France reports 1,040 anti-Semitic acts since October 7
05 November 2023
Paris (AFP) -
France has recorded more than a thousand anti-Semitic acts since the deadly October 7 attack by Hamas gunmen on Israel, Interior Minister Gerald Darmanin said Sunday.
'The number of anti-Semitic acts has exploded,' he told France 2 television, adding that 486 people have been arrested for such offences, including 102 foreigners.
Hamas gunmen attacked Israel on October 7, killing 1,400 people, mostly civilians, and taking around 240 hostages, Israeli authorities say.
Since then, Israel has relentlessly pounded the besieged Gaza Strip in its battle to destroy Hamas, levelling entire city blocks and killing more than 9,700 people, mostly women and children, according to the Hamas-run health ministry.
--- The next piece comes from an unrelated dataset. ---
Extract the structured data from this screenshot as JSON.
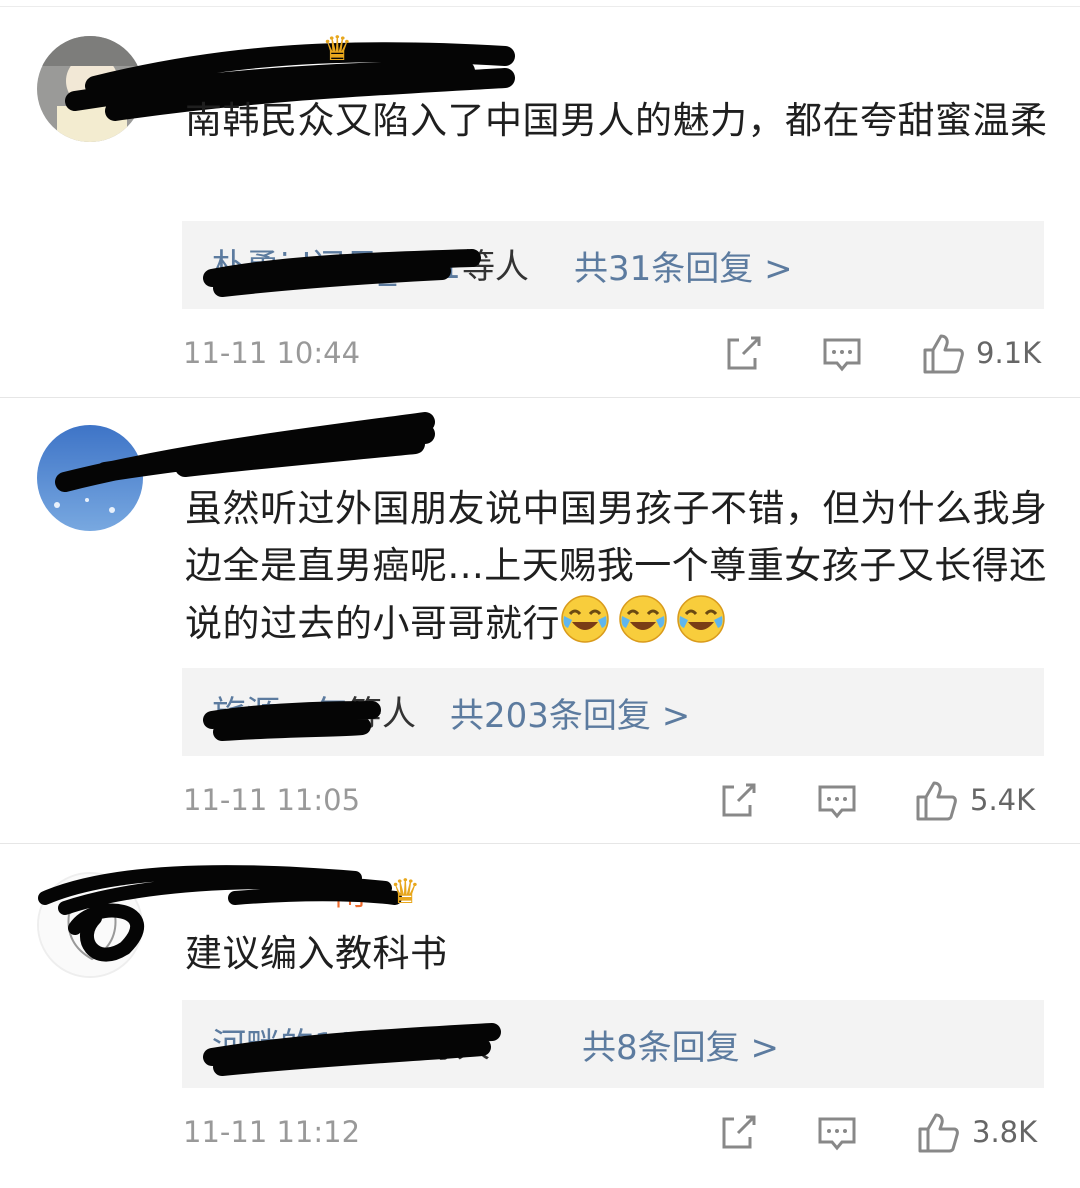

France's Jewish population, estimated at over 500,000, is the largest in Europe and the third-biggest in the world, after Israel and the United States.
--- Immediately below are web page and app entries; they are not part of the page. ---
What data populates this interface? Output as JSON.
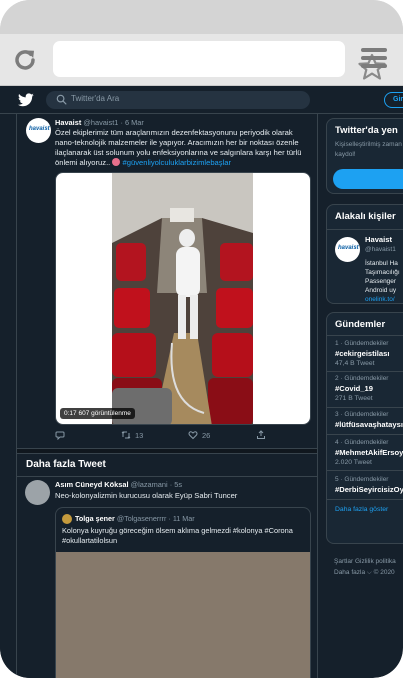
{
  "search": {
    "placeholder": "Twitter'da Ara"
  },
  "nav": {
    "login_label": "Gir"
  },
  "tweet": {
    "name": "Havaist",
    "meta": "@havaist1 · 6 Mar",
    "avatar_text": "havaist",
    "text": "Özel ekiplerimiz tüm araçlarımızın dezenfektasyonunu periyodik olarak nano-teknolojik malzemeler ile yapıyor. Aracımızın her bir noktası özenle ilaçlanarak üst solunum yolu enfeksiyonlarına ve salgınlara karşı her türlü önlemi alıyoruz..",
    "hashtag": "#güvenliyolculuklarbizimlebaşlar",
    "video_time": "0:17",
    "video_views": "607 görüntülenme",
    "retweets": "13",
    "likes": "26"
  },
  "more": {
    "title": "Daha fazla Tweet"
  },
  "tweet2": {
    "name": "Asım Cüneyd Köksal",
    "meta": "@lazamani · 5s",
    "text": "Neo-kolonyalizmin kurucusu olarak Eyüp Sabri Tuncer",
    "quote": {
      "name": "Tolga şener",
      "meta": "@Tolgasenerrrr · 11 Mar",
      "text": "Kolonya kuyruğu göreceğim ölsem aklıma gelmezdi #kolonya #Corona #okullartatilolsun"
    }
  },
  "sidebar": {
    "signup": {
      "title": "Twitter'da yen",
      "subtitle_1": "Kişiselleştirilmiş zaman",
      "subtitle_2": "kaydol!"
    },
    "people": {
      "title": "Alakalı kişiler",
      "avatar_text": "havaist",
      "name": "Havaist",
      "handle": "@havaist1",
      "bio_1": "İstanbul Ha",
      "bio_2": "Taşımacılığı",
      "bio_3": "Passenger",
      "bio_4": "Android uy",
      "link": "onelink.to/"
    },
    "trends": {
      "title": "Gündemler",
      "items": [
        {
          "ctx": "1 · Gündemdekiler",
          "name": "#cekirgeistilası",
          "count": "47,4 B Tweet"
        },
        {
          "ctx": "2 · Gündemdekiler",
          "name": "#Covid_19",
          "count": "271 B Tweet"
        },
        {
          "ctx": "3 · Gündemdekiler",
          "name": "#lütfüsavaşhataysı",
          "count": ""
        },
        {
          "ctx": "4 · Gündemdekiler",
          "name": "#MehmetAkifErsoy",
          "count": "2.020 Tweet"
        },
        {
          "ctx": "5 · Gündemdekiler",
          "name": "#DerbiSeyircisizOy",
          "count": ""
        }
      ],
      "more": "Daha fazla göster"
    },
    "footer": {
      "line1": "Şartlar   Gizlilik politika",
      "line2": "Daha fazla ⌵   © 2020"
    }
  }
}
Paris police chief Laurent Nunez said Sunday that there had been 257 anti-Semitic acts in the Paris region alone, and 90 arrests.
There was no typical profile for those arrested, he added. They ranged from 'young kids who say very serious things' to people involved in the pro-Palestinian cause who had gone too far.
Socialist Party leader Olivier Faure called on Sunday for all political forces to mobilise against anti-Semitism.
In comments to Radio J, he suggested a demonstration in the next few days at Place de la Republique, a regular site for rallies in central Paris.
But his initiative immediately came under fire from politicians on the left for his failure to rule out allowing the far-right National Rally of Marine Le Pen to take part.
- Stabbing in Lyon -
Paris prosecutors are already investigating the daubing of dozens of Stars of David on buildings around the city and its suburbs last week.
The Union of Jewish Students of France said they were designed to mirror the way Jews were forced to wear the stars by the Nazi regime.
In the central city of Lyon, prosecutors said this weekend they suspected that anti-Semitism may have been behind an attack on a young Jewish woman, who was stabbed in her home there.
Police are treating the attack as attempted murder, they said, adding that the woman's life was not in danger and no arrest had been made.
And the mayor in the eastern city of Besancon on Sunday denounced what she said was a fresh wave of anti-Semitic graffiti there, after a first set appeared on October 31.
'We are witnessing an escalation of violence in the content of messages,' said Anne Vignot in a statement, noting that such behaviour could be prosecuted.